'Kids born out of live-in relationship not illegitimate'
The Supreme Court has clarified that children born out of a live-in relationship, where the man and woman lived together for a long time as husband and wife, could not be called illegitimate.india Updated: Apr 24, 2014 22:41 IST
The Supreme Court has clarified that children born out of a live-in relationship, where the man and woman lived together for a long time as husband and wife, could not be called illegitimate.
A bench of justices BS Chauhan and J Chelameshwar gave the clarification while deciding a plea filed by an advocate challenging a Madras High Court verdict making certain observations on live-in relationships.
Advocate Uday Gupta, who was not a party to the case, filed the plea saying the observations made by the High Court that "a valid marriage does not necessarily mean that all the customary rights pertaining to the married couple are to be followed and subsequently solemnised" are not legally tenable.
The apex court, however, disposed of the special leave petition saying it does not deem it necessary to consider the case further.
"We are of the view that such observations had been made in the facts of that case. In fact, what the learned judge (of high court) wanted to say is that if a man and woman are living together for a long time as husband and wife, though never married, there would be a presumption of marriage and their children could not be called to be illegitimate.
"Such a view stands fully fortified by a very large number of judgements," the bench said, referring to its 2010 verdict in Madan Mohan Singh and others versus Rajni Kant.
The apex court had noted: "The courts have consistently held that the law presumes in favour of marriage and against concubinage, when a man and woman have cohabited continuously for a number of years. However, such presumption can be rebutted by leading unimpeachable evidence."

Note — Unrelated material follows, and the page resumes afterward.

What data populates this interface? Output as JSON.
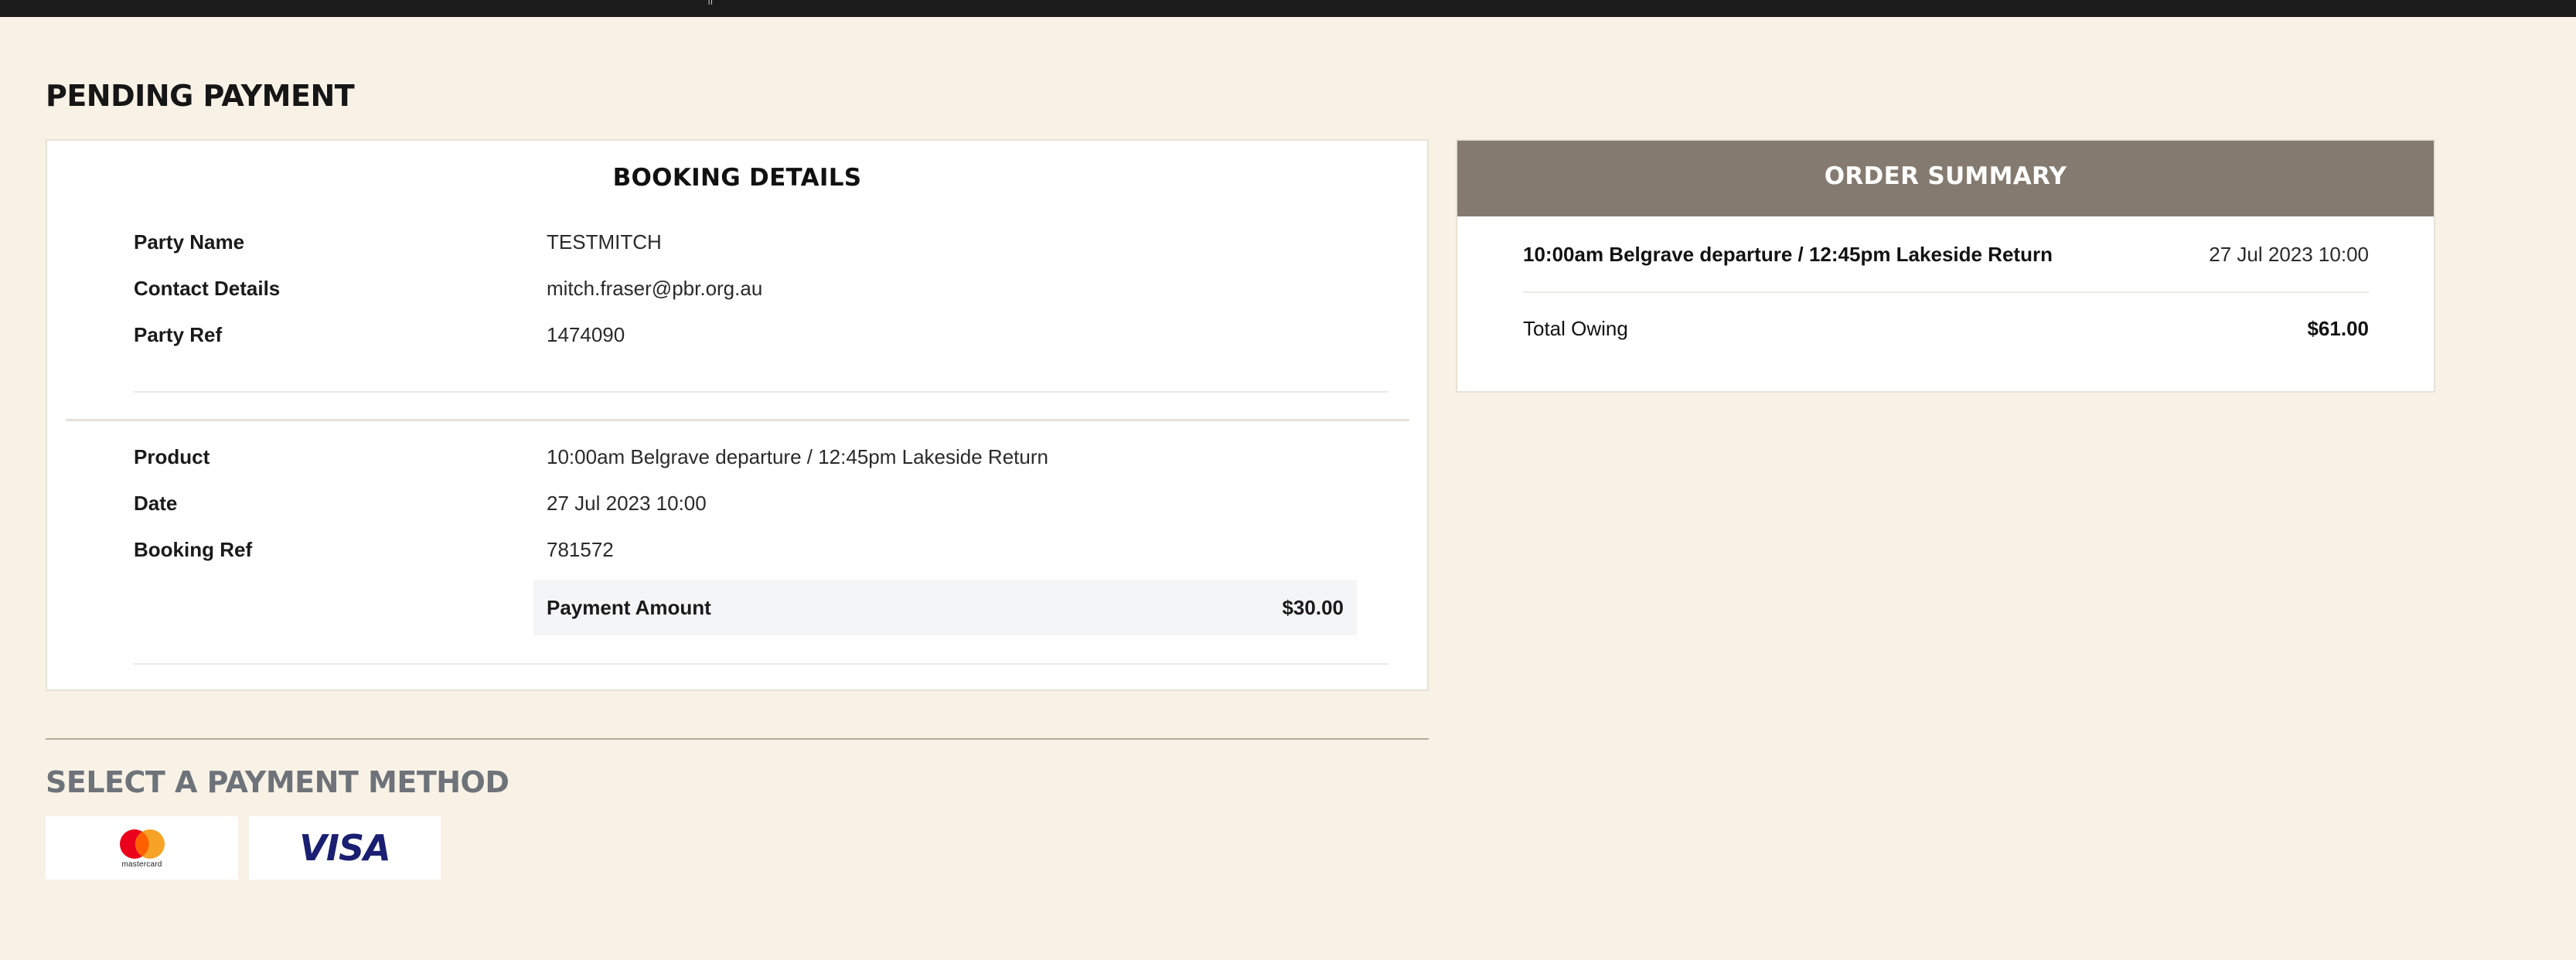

The bench said the high court had made those observations in the facts of that case as the alleged marriage took place in 1994 and two children were born in 1996 and 1999.
"Therefore, the observations made by the high court in the said judgement are restricted to the facts of that case and do not lay down the law of universal application," it said.